“I get a lot of testing,” Anderson said. “I have a family, I have grandparents who are older. I play it safe. I’ve been tested five or six times already this year. “
Of O’Neill ‘s comments that it is possible that he contracted the virus while bowling at the Eastern Division event a week ago, Anderson said, “We take a chance every time. Someone goes out without the mask on. But I felt a little safer than he already got.I’m worried about it, of course.It ‘s a pandemic, something you need be aware.
“But the protocols that the PBA has put in place, without having a fan, I think that’s good. The archers are doing the best job they can. Are there more high-five people? Probably, but again, it ‘s up to that person, when I step on the path, I pull on a mask. safe up there when I’m not around. But when I’m out of the way, I have a mask on. “
Anderson said he will be happy to compete in all situations – the environment set at recent PBA events or the bubble-like protocols implemented this week on the PWBA side.
“If they decide to put us in a bubble, I will be happier to be in a bubble; if they do not feel the need, it will be so. I leave that I’m going to compete on all sides, “he said. “I think the bubble is safe; the NBA proved that. They did really well, and now, look at the NBA not in a bubble. They have more optimistic issues. We hope a lot of these very healthy athletes and you we are not going to watch too much happen from it.
“But the PWBA is a great example of what you can do, and it’s sad. We have so many players coming from abroad. We have Belmo. You have Jesper.
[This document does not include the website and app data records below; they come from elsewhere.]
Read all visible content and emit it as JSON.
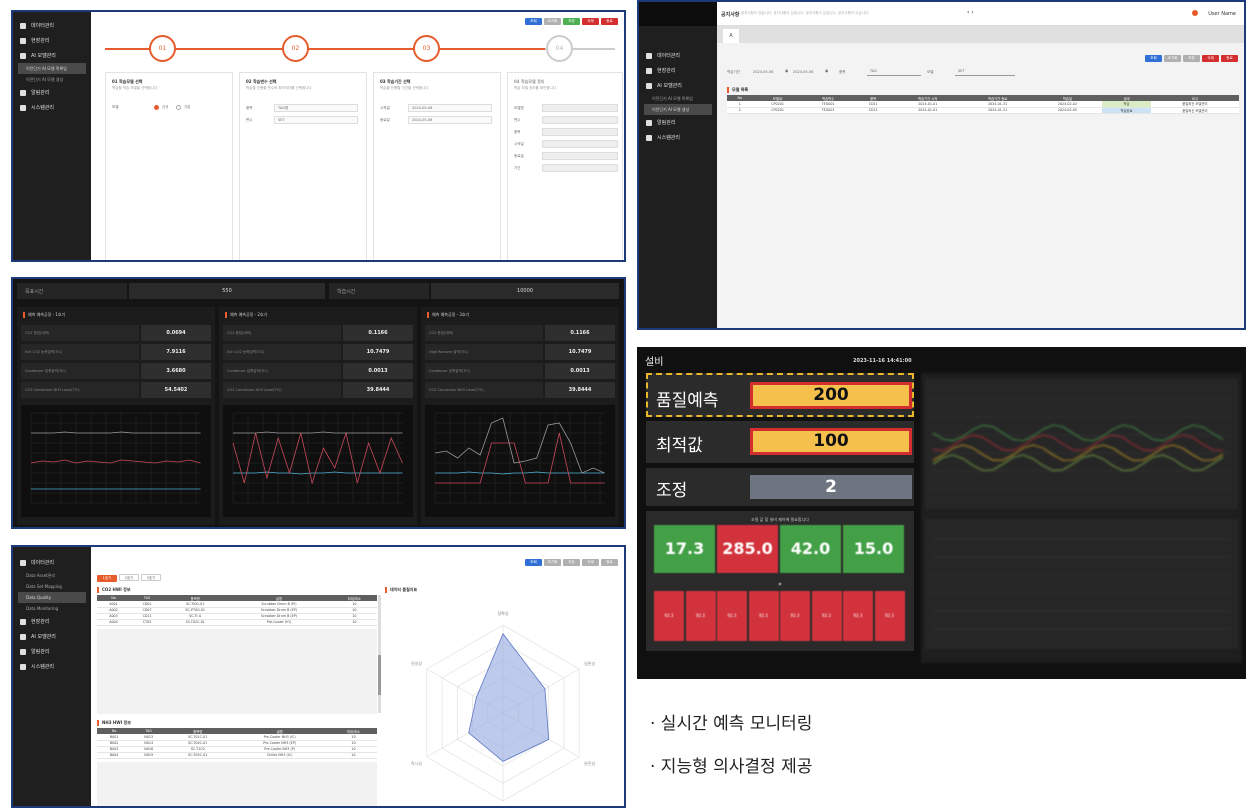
{
  "sidebar": {
    "items": [
      "데이터관리",
      "현장관리",
      "AI 모델관리",
      "알림관리",
      "시스템관리"
    ],
    "ai_sub": [
      "이전단기 AI 모델 목록업",
      "이전단기 AI 모델 생성"
    ],
    "data_sub": [
      "Data Asset관리",
      "Data Set Mapping",
      "Data Quality",
      "Data Monitoring"
    ]
  },
  "panel1": {
    "buttons": [
      "조회",
      "초기화",
      "저장",
      "삭제",
      "종료"
    ],
    "steps": [
      "01",
      "02",
      "03",
      "04"
    ],
    "cards": [
      {
        "title": "01 학습모델 선택",
        "sub": "학습할 학습 모델을 선택합니다",
        "opt1": "신규",
        "opt2": "기존"
      },
      {
        "title": "02 학습변수 선택",
        "sub": "학습을 진행할 변수와 파라미터를 선택합니다",
        "l1": "품목",
        "v1": "TAG명",
        "l2": "변수",
        "v2": "SET"
      },
      {
        "title": "03 학습기간 선택",
        "sub": "학습을 진행할 기간을 선택합니다",
        "l1": "시작일",
        "v1": "2024-05-06",
        "l2": "종료일",
        "v2": "2024-05-06"
      },
      {
        "title": "04 학습모델 정리",
        "sub": "학습 모델 정보를 확인합니다",
        "rows": [
          "모델명",
          "변수",
          "품목",
          "시작일",
          "종료일",
          "기간"
        ]
      }
    ]
  },
  "panel2": {
    "title": "공지사항",
    "notice": "공지사항이 있습니다. 공지사항이 있습니다. 공지사항이 있습니다. 공지사항이 있습니다.",
    "user": "User Name",
    "tab": "A",
    "buttons": [
      "조회",
      "초기화",
      "저장",
      "삭제",
      "종료"
    ],
    "filter_labels": [
      "학습기간",
      "품목",
      "모델"
    ],
    "filter_values": [
      "2024-05-06",
      "2024-05-06",
      "TAG",
      "SET"
    ],
    "section": "모델 목록",
    "columns": [
      "No",
      "모델ID",
      "학습변수",
      "품목",
      "학습기간 시작",
      "학습기간 종료",
      "학습일",
      "상태",
      "비고"
    ],
    "rows": [
      [
        "1",
        "CP0201",
        "TEG001",
        "CD11",
        "2024-01-01",
        "2024-01-31",
        "2024-02-02",
        "학습",
        "품질최신 모델관리"
      ],
      [
        "2",
        "CP0201",
        "TEG001",
        "CD11",
        "2024-01-01",
        "2024-01-31",
        "2024-02-05",
        "학습완료",
        "품질최신 모델관리"
      ]
    ]
  },
  "panel3": {
    "top": [
      {
        "label": "목표시간",
        "value": "550"
      },
      {
        "label": "학습시간",
        "value": "10000"
      }
    ],
    "groups": [
      {
        "title": "예측 예측공정 - 1호기",
        "rows": [
          [
            "CO2 총압(대략)",
            "0.0694"
          ],
          [
            "Exh CO2 농축압력(TIC)",
            "7.9116"
          ],
          [
            "Condenser 압축압력(TIC)",
            "3.6680"
          ],
          [
            "CO2 Condenser NH3 Level(TIC)",
            "54.5402"
          ]
        ]
      },
      {
        "title": "예측 예측공정 - 2호기",
        "rows": [
          [
            "CO2 총압(대략)",
            "0.1166"
          ],
          [
            "Exh CO2 농축압력(TIC)",
            "10.7479"
          ],
          [
            "Condenser 압축압력(TIC)",
            "0.0013"
          ],
          [
            "CO2 Condenser NH3 Level(TIC)",
            "39.8444"
          ]
        ]
      },
      {
        "title": "예측 예측공정 - 3호기",
        "rows": [
          [
            "CO2 총압(대략)",
            "0.1166"
          ],
          [
            "High Recover 압력(TIC)",
            "10.7479"
          ],
          [
            "Condenser 압축압력(TIC)",
            "0.0013"
          ],
          [
            "CO2 Condenser NH3 Level(TIC)",
            "39.8444"
          ]
        ]
      }
    ]
  },
  "panel4": {
    "title": "설비",
    "datetime": "2023-11-16 14:41:00",
    "metrics": [
      {
        "label": "품질예측",
        "value": "200"
      },
      {
        "label": "최적값",
        "value": "100"
      },
      {
        "label": "조정",
        "value": "2"
      }
    ],
    "caption": "조절 값 및 설비 제어에 필요합니다",
    "greens": [
      "17.3",
      "285.0",
      "42.0",
      "15.0"
    ],
    "reds": [
      "92.3",
      "92.3",
      "92.3",
      "92.3",
      "92.3",
      "92.3",
      "92.3",
      "92.3"
    ]
  },
  "panel5": {
    "buttons": [
      "조회",
      "초기화",
      "저장",
      "삭제",
      "종료"
    ],
    "tabs": [
      "1호기",
      "2호기",
      "3호기"
    ],
    "section1": "CO2 HWI 정보",
    "section2": "NH3 HWI 정보",
    "radar_title": "데이터 품질지표",
    "columns": [
      "No",
      "TAG",
      "품목명",
      "설명",
      "최대/최소"
    ],
    "rows1": [
      [
        "A001",
        "CD01",
        "SC-TI0G-01",
        "Scrubber Drum B (PI)",
        "10"
      ],
      [
        "A002",
        "CD07",
        "SC-PT0G-01",
        "Scrubber Drum B (EP)",
        "10"
      ],
      [
        "A003",
        "CD11",
        "SC-TI-G",
        "Scrubber Drum B (EP)",
        "10"
      ],
      [
        "A004",
        "CT02",
        "SC-T02C-01",
        "Pre-Cooler (IO)",
        "10"
      ]
    ],
    "rows2": [
      [
        "B001",
        "N013",
        "SC-T01C-01",
        "Pre-Cooler NH3 (IC)",
        "10"
      ],
      [
        "B002",
        "N014",
        "SC-T04C-01",
        "Pre-Cooler NH3 (EP)",
        "10"
      ],
      [
        "B003",
        "N016",
        "SC-T1C0",
        "Pre-Cooler NH3 (P)",
        "10"
      ],
      [
        "B004",
        "N019",
        "SC-T05C-01",
        "Chiller NH3 (IC)",
        "10"
      ]
    ],
    "radar_axes": [
      "정확성",
      "일관성",
      "완전성",
      "유효성",
      "적시성",
      "유일성"
    ],
    "radar_values": [
      0.9,
      0.55,
      0.6,
      0.55,
      0.45,
      0.35
    ]
  },
  "bullets": [
    "· 실시간 예측 모니터링",
    "· 지능형 의사결정 제공"
  ]
}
All those boys are coming -in from all over, so I think it’s safer for them if we went into a bubble, but obviously they felt comfortable enough to be here. “
Jason Belmonte gave a color statement at today’s PBA tournament on FS1, and Jesper Svensson is in town for bowling the East Division show as the top seed.
O’Neill, for his part, says he has no idea when he could get back on track with big events on the horizon such as the Champions League at the end of February or the World Bowling Series in March.
“I’m not even sure when I’ll get permission out of the house,” he said. “I take it for at least two weeks, and then hopefully my energy level is back to normal by then. I’ll be able to get a few weeks of exercise in, and then it should for me to be good to go.
“It’s definitely running, and I wish I wasn’t in this position, but what I’ve been following is that the last couple of years have been good for me,” he said. “I’ve been very lucky, so I take a half-glass approach there.”